[Information provided — start]

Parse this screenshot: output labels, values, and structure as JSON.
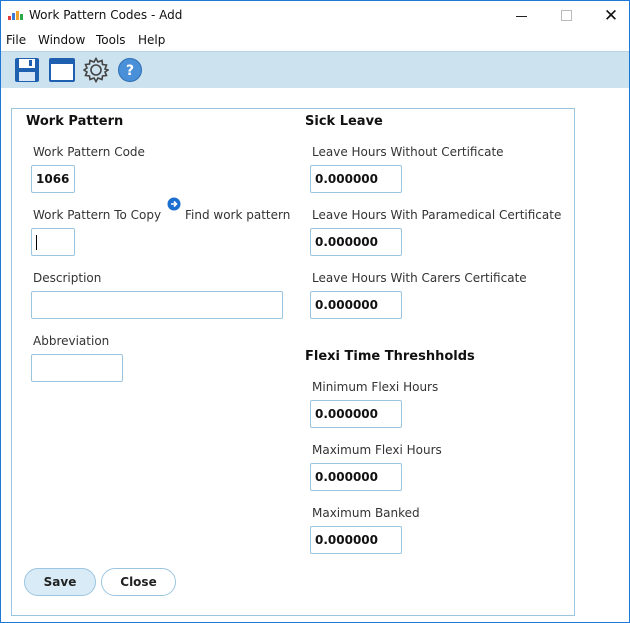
{
  "window": {
    "title": "Work Pattern Codes - Add",
    "close_glyph": "✕"
  },
  "menu": {
    "items": [
      "File",
      "Window",
      "Tools",
      "Help"
    ]
  },
  "toolbar": {
    "icons": [
      "save-icon",
      "window-icon",
      "settings-gear-icon",
      "help-icon"
    ]
  },
  "work_pattern": {
    "section_title": "Work Pattern",
    "code_label": "Work Pattern Code",
    "code_value": "1066",
    "copy_label": "Work Pattern To Copy",
    "copy_value": "",
    "find_label": "Find work pattern",
    "description_label": "Description",
    "description_value": "",
    "abbreviation_label": "Abbreviation",
    "abbreviation_value": ""
  },
  "sick_leave": {
    "section_title": "Sick Leave",
    "without_cert_label": "Leave Hours Without Certificate",
    "without_cert_value": "0.000000",
    "paramedical_label": "Leave Hours With Paramedical Certificate",
    "paramedical_value": "0.000000",
    "carers_label": "Leave Hours With Carers Certificate",
    "carers_value": "0.000000"
  },
  "flexi": {
    "section_title": "Flexi Time Threshholds",
    "min_label": "Minimum Flexi Hours",
    "min_value": "0.000000",
    "max_label": "Maximum Flexi Hours",
    "max_value": "0.000000",
    "banked_label": "Maximum Banked",
    "banked_value": "0.000000"
  },
  "buttons": {
    "save": "Save",
    "close": "Close"
  },
  "colors": {
    "accent": "#1e78d6",
    "toolbar_bg": "#cce3ef",
    "field_border": "#9cc6e0"
  }
}
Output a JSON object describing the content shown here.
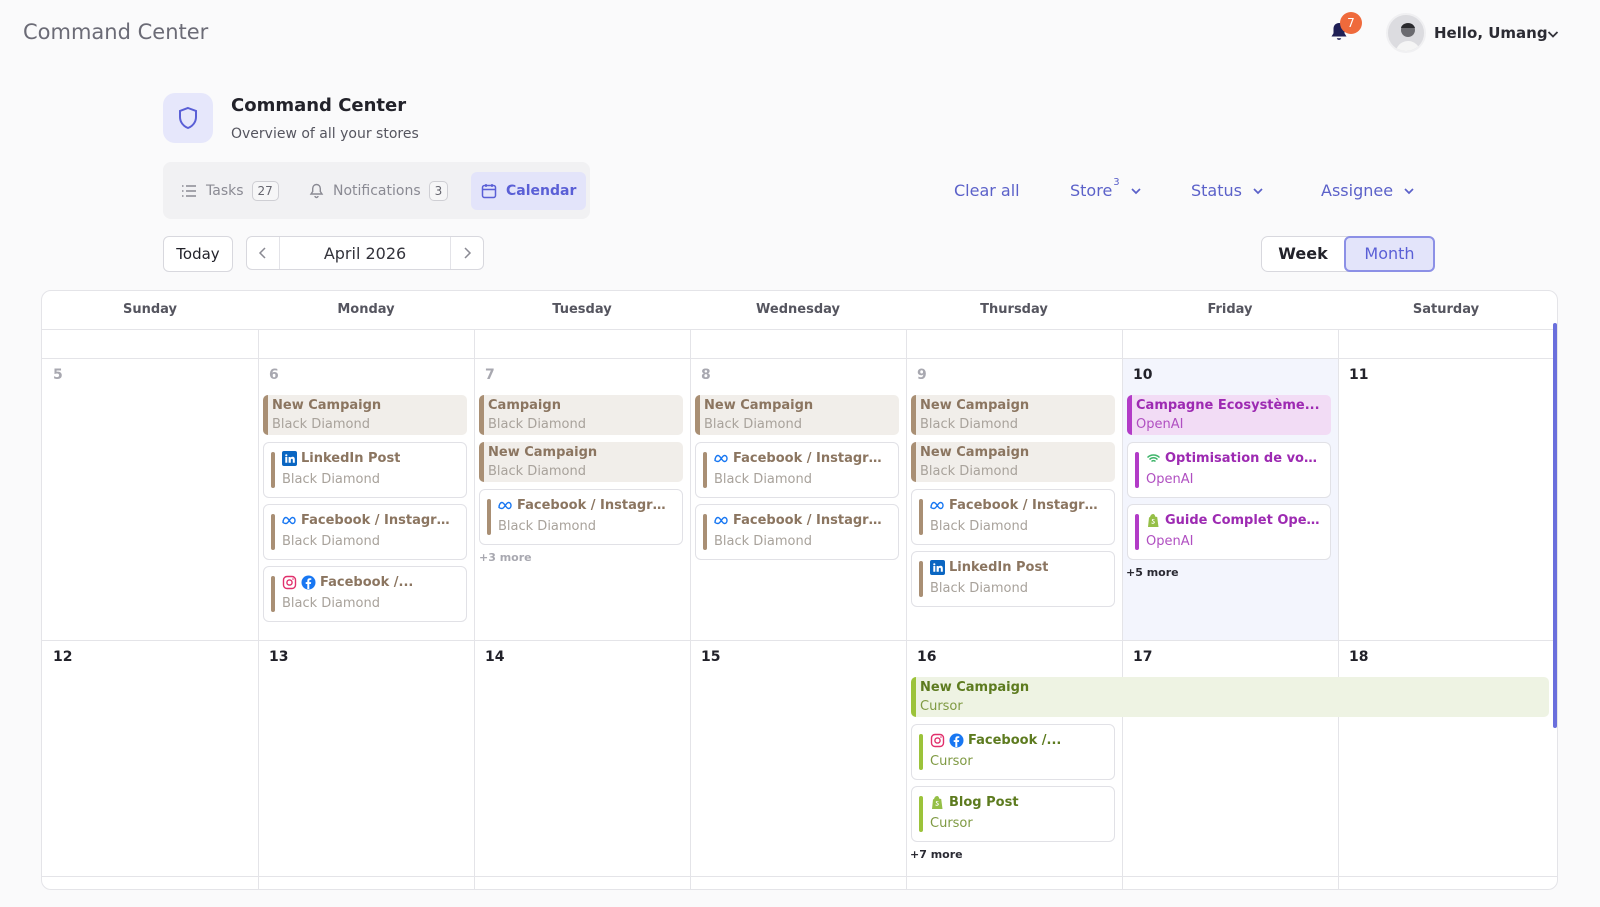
{
  "app": {
    "title": "Command Center",
    "notifications_count": "7",
    "greeting": "Hello, Umang"
  },
  "header": {
    "title": "Command Center",
    "subtitle": "Overview of all your stores"
  },
  "tabs": [
    {
      "label": "Tasks",
      "count": "27"
    },
    {
      "label": "Notifications",
      "count": "3"
    },
    {
      "label": "Calendar"
    }
  ],
  "filters": {
    "clear_all": "Clear all",
    "store": "Store",
    "store_count": "3",
    "status": "Status",
    "assignee": "Assignee"
  },
  "calendar": {
    "today_label": "Today",
    "month_label": "April 2026",
    "view_week": "Week",
    "view_month": "Month",
    "weekdays": [
      "Sunday",
      "Monday",
      "Tuesday",
      "Wednesday",
      "Thursday",
      "Friday",
      "Saturday"
    ],
    "week1_days": [
      "5",
      "6",
      "7",
      "8",
      "9",
      "10",
      "11"
    ],
    "week2_days": [
      "12",
      "13",
      "14",
      "15",
      "16",
      "17",
      "18"
    ],
    "week1_events": {
      "mon": [
        {
          "title": "New Campaign",
          "store": "Black Diamond",
          "style": "fill"
        },
        {
          "title": "LinkedIn Post",
          "store": "Black Diamond",
          "icon": "linkedin-icon"
        },
        {
          "title": "Facebook / Instagram...",
          "store": "Black Diamond",
          "icon": "meta-icon"
        },
        {
          "title": "Facebook /...",
          "store": "Black Diamond",
          "icon": "instagram-facebook-icon"
        }
      ],
      "tue": [
        {
          "title": "Campaign",
          "store": "Black Diamond",
          "style": "fill"
        },
        {
          "title": "New Campaign",
          "store": "Black Diamond",
          "style": "fill"
        },
        {
          "title": "Facebook / Instagram...",
          "store": "Black Diamond",
          "icon": "meta-icon"
        }
      ],
      "tue_more": "+3 more",
      "wed": [
        {
          "title": "New Campaign",
          "store": "Black Diamond",
          "style": "fill"
        },
        {
          "title": "Facebook / Instagram...",
          "store": "Black Diamond",
          "icon": "meta-icon"
        },
        {
          "title": "Facebook / Instagram...",
          "store": "Black Diamond",
          "icon": "meta-icon"
        }
      ],
      "thu": [
        {
          "title": "New Campaign",
          "store": "Black Diamond",
          "style": "fill"
        },
        {
          "title": "New Campaign",
          "store": "Black Diamond",
          "style": "fill"
        },
        {
          "title": "Facebook / Instagram...",
          "store": "Black Diamond",
          "icon": "meta-icon"
        },
        {
          "title": "LinkedIn Post",
          "store": "Black Diamond",
          "icon": "linkedin-icon"
        }
      ],
      "fri": [
        {
          "title": "Campagne Ecosystème...",
          "store": "OpenAI",
          "style": "fill"
        },
        {
          "title": "Optimisation de votre...",
          "store": "OpenAI",
          "icon": "wifi-icon"
        },
        {
          "title": "Guide Complet Open...",
          "store": "OpenAI",
          "icon": "shopify-icon"
        }
      ],
      "fri_more": "+5 more"
    },
    "week2_events": {
      "span": {
        "title": "New Campaign",
        "store": "Cursor"
      },
      "thu": [
        {
          "title": "Facebook /...",
          "store": "Cursor",
          "icon": "instagram-facebook-icon"
        },
        {
          "title": "Blog Post",
          "store": "Cursor",
          "icon": "shopify-icon"
        }
      ],
      "thu_more": "+7 more"
    }
  },
  "colors": {
    "accent": "#5a5fd6",
    "tan": "#a98f74",
    "purple": "#b23bc7",
    "green": "#9cc33a",
    "badge": "#ef6a3c"
  }
}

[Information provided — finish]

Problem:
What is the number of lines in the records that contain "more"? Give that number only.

Exercise solution:
3